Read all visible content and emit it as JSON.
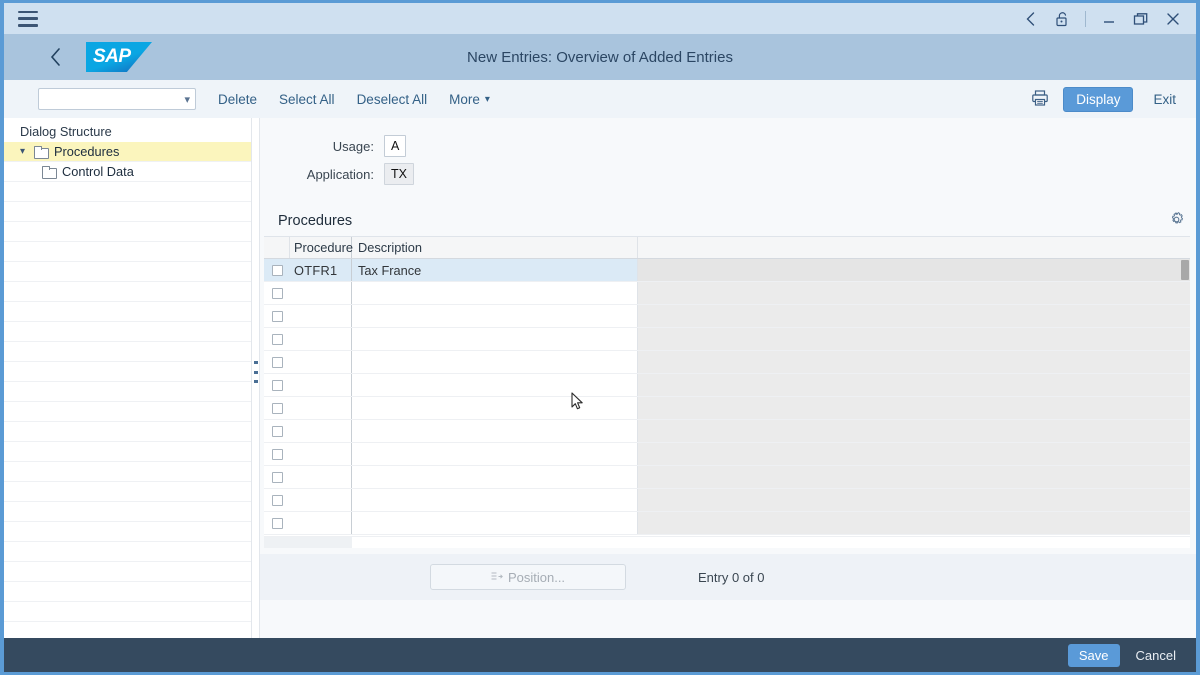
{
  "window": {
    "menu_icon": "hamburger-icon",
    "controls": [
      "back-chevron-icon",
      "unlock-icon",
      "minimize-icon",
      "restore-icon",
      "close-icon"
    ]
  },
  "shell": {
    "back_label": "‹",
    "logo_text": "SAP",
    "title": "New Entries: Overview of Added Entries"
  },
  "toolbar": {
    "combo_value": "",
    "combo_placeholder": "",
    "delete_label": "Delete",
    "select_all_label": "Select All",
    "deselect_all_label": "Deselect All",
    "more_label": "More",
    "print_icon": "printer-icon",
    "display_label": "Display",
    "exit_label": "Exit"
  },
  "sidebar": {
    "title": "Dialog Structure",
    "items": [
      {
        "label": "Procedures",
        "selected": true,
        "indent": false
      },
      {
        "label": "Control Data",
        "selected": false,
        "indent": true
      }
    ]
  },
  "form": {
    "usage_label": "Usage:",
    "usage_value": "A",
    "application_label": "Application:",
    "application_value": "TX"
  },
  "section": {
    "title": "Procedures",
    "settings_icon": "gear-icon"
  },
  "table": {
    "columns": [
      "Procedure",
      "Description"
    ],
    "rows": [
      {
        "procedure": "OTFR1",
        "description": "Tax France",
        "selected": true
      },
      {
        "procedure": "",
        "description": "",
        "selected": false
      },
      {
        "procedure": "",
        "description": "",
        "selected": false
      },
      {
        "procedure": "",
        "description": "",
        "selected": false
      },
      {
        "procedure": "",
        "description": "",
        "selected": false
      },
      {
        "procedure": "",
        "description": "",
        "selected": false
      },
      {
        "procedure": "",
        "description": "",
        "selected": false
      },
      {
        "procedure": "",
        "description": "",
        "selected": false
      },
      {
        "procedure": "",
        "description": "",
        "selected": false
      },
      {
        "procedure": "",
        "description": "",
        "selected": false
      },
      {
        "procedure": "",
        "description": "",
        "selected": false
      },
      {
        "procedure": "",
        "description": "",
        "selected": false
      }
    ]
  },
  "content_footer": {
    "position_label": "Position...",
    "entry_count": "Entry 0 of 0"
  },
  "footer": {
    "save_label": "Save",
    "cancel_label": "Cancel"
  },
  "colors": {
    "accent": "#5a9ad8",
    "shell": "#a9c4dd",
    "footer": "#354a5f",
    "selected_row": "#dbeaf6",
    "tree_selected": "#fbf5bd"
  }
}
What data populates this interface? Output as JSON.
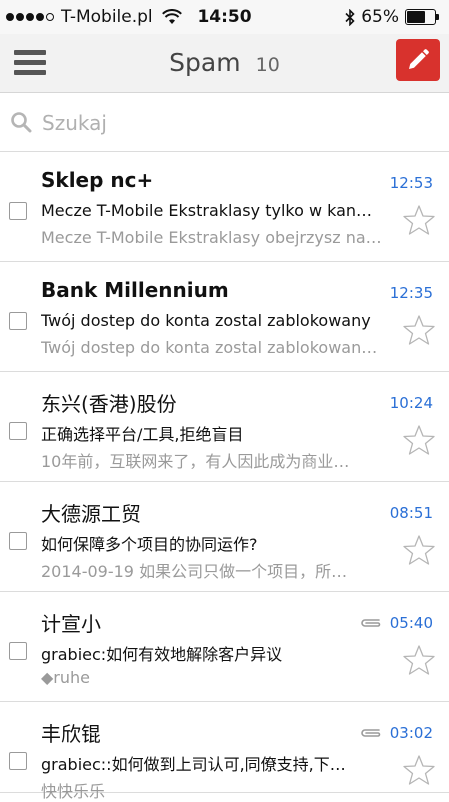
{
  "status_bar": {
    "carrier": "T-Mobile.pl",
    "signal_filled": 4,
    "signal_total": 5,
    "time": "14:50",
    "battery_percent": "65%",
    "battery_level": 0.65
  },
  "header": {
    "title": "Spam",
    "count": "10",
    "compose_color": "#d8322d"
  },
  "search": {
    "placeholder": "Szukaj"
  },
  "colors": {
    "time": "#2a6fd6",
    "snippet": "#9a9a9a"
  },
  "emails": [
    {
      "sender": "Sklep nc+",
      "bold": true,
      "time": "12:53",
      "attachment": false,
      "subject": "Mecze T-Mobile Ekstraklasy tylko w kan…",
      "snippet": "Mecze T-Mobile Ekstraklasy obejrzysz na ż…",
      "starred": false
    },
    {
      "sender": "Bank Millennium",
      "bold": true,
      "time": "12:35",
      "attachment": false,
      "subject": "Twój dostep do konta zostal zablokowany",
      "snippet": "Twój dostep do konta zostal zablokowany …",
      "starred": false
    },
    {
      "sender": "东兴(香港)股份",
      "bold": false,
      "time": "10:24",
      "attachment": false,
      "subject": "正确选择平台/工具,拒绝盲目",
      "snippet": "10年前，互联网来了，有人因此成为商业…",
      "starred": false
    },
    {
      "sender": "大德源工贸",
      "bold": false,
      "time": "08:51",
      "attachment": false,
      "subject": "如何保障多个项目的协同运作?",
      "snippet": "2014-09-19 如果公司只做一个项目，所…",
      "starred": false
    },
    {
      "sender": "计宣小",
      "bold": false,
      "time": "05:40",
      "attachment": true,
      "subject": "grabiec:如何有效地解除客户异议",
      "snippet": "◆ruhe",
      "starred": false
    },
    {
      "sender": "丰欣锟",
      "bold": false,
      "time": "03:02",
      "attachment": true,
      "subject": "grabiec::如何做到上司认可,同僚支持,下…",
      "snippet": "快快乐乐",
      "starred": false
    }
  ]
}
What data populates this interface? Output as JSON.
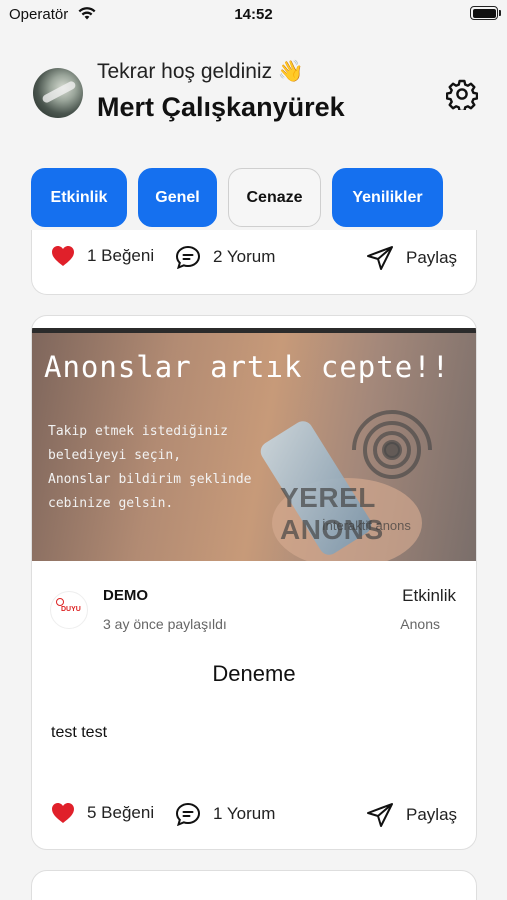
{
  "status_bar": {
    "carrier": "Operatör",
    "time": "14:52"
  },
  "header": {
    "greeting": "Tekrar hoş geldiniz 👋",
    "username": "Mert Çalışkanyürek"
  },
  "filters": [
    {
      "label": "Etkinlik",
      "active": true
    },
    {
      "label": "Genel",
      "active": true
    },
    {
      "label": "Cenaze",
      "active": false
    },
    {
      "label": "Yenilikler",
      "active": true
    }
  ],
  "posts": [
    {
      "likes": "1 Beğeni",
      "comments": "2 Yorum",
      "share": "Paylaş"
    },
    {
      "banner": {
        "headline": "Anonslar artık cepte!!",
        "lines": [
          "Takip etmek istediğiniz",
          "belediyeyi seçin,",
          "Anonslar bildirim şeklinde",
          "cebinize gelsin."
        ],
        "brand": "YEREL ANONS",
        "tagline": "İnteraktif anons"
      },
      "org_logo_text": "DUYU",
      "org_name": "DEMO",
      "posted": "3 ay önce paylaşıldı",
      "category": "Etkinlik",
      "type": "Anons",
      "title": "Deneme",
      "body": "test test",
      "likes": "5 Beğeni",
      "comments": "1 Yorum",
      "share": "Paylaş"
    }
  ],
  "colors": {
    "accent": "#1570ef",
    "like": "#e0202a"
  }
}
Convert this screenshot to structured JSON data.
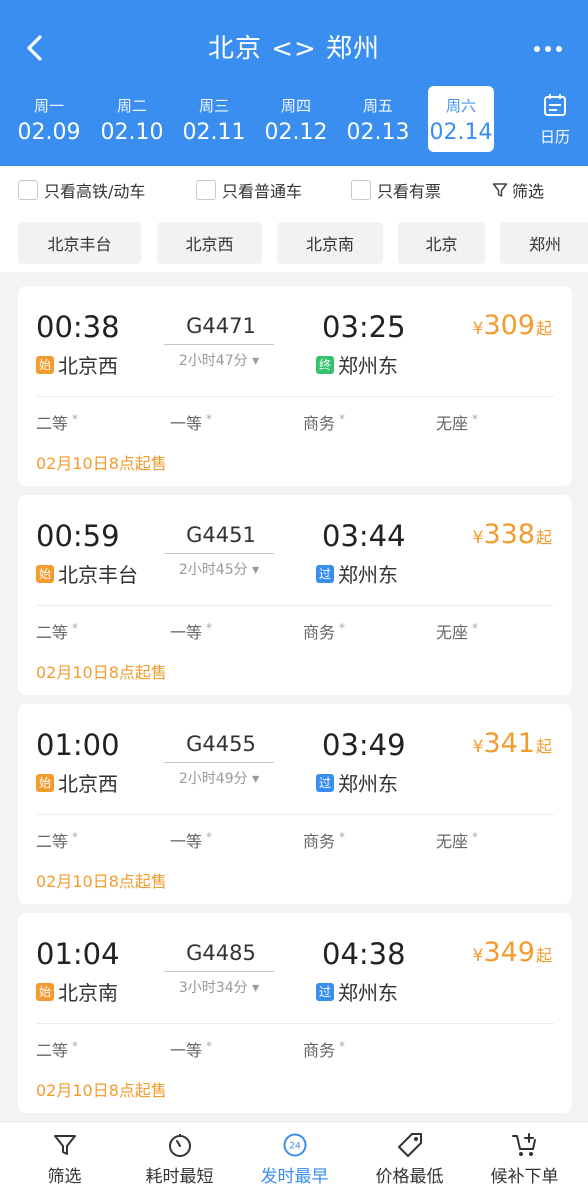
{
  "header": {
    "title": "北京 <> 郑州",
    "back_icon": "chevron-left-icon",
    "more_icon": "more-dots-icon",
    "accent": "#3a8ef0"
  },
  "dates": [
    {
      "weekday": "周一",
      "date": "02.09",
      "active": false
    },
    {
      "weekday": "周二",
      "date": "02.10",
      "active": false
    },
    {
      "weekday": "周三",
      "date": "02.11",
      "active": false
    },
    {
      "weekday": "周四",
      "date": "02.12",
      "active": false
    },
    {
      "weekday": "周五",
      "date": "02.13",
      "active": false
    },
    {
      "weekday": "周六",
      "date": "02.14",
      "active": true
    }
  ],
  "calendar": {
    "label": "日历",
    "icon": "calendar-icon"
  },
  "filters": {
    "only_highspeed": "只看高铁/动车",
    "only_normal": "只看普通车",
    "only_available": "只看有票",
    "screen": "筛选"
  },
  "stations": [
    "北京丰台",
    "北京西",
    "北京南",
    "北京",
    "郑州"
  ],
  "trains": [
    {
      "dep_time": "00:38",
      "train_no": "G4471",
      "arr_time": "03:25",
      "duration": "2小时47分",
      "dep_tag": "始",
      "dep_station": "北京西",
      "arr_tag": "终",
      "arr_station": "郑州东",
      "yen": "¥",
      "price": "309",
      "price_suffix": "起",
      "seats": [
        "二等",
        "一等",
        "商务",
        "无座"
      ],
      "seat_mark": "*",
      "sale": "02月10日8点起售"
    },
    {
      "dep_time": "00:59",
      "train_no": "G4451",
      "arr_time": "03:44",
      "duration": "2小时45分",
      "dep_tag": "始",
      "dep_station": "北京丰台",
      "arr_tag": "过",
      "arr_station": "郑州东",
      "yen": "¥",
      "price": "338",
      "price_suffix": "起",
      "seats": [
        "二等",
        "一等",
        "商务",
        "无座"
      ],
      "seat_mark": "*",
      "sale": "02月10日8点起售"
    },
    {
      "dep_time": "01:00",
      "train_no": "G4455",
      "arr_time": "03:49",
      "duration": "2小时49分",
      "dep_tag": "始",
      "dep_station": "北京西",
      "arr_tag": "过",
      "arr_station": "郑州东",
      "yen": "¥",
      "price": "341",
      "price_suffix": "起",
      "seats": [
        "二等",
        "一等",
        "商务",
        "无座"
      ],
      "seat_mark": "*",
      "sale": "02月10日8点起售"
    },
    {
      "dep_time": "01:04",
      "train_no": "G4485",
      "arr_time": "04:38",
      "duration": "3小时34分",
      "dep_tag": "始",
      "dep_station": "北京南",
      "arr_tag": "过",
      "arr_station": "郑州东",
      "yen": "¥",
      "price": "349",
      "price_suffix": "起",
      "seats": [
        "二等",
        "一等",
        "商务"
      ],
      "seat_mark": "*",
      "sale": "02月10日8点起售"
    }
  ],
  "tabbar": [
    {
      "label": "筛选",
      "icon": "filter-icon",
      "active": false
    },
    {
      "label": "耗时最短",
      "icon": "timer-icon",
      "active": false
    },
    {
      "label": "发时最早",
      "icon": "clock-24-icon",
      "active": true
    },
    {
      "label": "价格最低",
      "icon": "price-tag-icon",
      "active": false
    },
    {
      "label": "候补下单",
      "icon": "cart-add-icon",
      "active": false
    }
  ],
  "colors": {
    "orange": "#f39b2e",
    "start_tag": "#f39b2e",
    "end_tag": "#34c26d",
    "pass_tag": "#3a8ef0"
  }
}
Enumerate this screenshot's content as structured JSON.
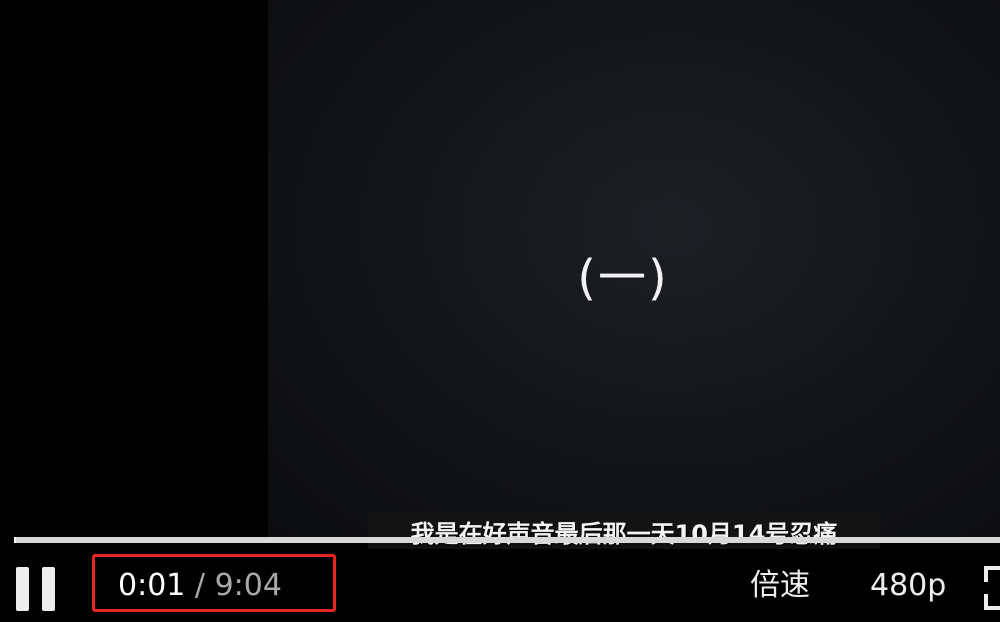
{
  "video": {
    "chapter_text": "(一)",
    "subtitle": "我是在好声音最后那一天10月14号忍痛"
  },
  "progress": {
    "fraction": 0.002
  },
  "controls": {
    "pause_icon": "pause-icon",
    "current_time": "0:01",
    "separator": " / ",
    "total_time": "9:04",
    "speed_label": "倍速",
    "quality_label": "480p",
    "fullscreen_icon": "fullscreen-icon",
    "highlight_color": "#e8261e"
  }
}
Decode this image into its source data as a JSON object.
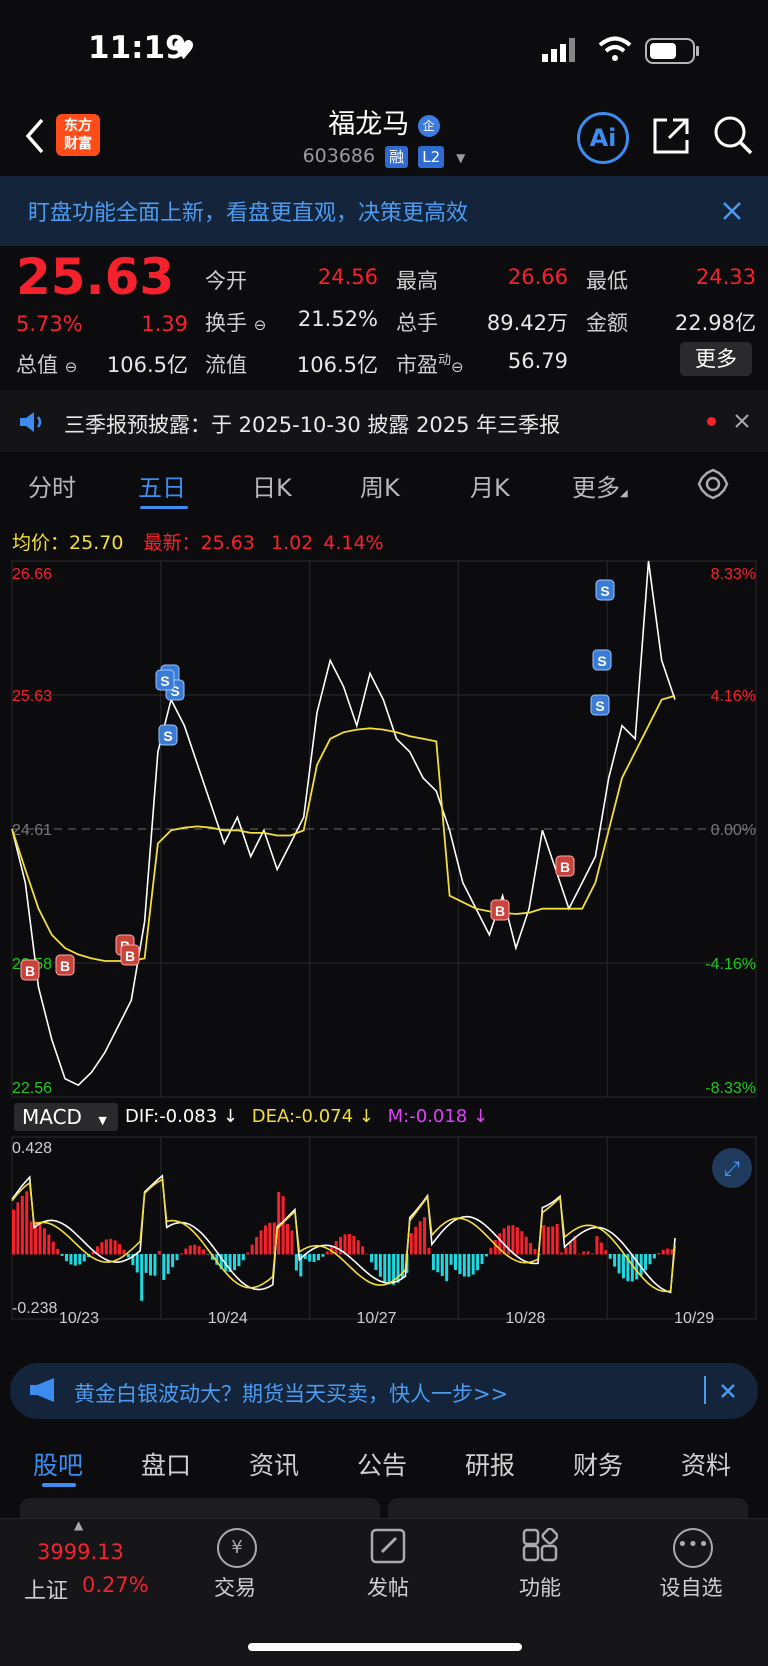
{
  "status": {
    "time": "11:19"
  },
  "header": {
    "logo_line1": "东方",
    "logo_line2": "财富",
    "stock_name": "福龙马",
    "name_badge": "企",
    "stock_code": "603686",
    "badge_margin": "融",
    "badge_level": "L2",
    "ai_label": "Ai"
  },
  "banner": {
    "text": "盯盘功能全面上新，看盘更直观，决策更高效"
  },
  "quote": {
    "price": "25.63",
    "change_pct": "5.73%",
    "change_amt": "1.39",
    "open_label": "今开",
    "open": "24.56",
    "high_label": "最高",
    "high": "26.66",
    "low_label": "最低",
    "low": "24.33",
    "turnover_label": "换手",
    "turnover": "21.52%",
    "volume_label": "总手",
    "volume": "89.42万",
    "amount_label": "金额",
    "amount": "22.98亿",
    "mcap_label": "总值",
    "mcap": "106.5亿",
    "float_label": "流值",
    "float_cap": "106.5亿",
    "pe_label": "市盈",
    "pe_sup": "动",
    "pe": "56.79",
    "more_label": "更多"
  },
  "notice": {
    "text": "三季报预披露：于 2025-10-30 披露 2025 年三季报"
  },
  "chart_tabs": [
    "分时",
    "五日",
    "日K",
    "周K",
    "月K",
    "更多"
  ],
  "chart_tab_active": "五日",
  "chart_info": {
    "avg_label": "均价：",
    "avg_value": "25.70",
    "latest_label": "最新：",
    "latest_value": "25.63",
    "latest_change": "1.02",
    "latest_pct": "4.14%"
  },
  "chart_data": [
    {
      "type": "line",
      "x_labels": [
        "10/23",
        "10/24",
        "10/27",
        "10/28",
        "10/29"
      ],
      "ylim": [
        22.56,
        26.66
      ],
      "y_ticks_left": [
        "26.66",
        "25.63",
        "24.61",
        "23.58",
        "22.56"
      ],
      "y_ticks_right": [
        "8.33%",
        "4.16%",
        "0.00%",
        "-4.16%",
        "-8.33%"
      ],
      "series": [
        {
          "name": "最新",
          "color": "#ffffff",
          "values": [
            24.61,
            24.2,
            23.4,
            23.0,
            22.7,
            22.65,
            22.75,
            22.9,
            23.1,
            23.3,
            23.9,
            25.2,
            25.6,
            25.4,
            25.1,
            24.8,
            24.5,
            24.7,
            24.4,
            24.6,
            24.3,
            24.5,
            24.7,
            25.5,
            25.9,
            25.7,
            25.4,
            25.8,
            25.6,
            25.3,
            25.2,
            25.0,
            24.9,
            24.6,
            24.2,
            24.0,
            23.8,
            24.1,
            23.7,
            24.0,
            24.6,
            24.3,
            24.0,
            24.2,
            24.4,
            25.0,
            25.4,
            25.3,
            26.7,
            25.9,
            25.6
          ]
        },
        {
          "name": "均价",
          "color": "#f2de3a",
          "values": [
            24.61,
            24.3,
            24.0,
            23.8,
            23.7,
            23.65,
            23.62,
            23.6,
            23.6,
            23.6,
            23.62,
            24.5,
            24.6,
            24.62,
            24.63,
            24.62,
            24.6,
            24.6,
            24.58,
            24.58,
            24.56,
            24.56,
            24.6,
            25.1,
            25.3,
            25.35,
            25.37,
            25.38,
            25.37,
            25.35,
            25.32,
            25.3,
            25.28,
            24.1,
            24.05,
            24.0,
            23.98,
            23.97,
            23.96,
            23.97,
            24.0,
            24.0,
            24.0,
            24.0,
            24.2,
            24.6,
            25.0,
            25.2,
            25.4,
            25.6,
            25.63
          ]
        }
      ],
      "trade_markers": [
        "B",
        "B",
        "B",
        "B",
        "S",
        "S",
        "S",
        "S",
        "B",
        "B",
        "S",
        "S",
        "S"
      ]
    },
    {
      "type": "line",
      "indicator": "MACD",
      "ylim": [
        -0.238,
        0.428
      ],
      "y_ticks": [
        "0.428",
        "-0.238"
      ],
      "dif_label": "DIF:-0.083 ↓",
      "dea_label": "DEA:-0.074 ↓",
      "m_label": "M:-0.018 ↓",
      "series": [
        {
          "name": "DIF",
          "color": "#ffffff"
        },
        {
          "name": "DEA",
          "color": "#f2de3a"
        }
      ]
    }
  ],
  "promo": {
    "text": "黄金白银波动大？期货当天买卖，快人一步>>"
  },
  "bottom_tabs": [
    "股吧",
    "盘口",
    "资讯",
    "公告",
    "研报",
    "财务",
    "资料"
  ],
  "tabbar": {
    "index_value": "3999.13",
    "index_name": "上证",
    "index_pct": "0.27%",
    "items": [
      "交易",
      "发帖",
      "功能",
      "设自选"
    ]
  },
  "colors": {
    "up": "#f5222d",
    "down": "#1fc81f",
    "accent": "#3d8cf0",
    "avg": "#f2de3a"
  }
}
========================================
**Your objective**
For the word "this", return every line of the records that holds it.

**Exercise result**
What data populates this interface? Output as JSON.
What data populates this interface? Output as JSON.
Convert this screenshot to structured JSON data.
Enumerate this screenshot's content as structured JSON.
Decode this image into its source data as a JSON object.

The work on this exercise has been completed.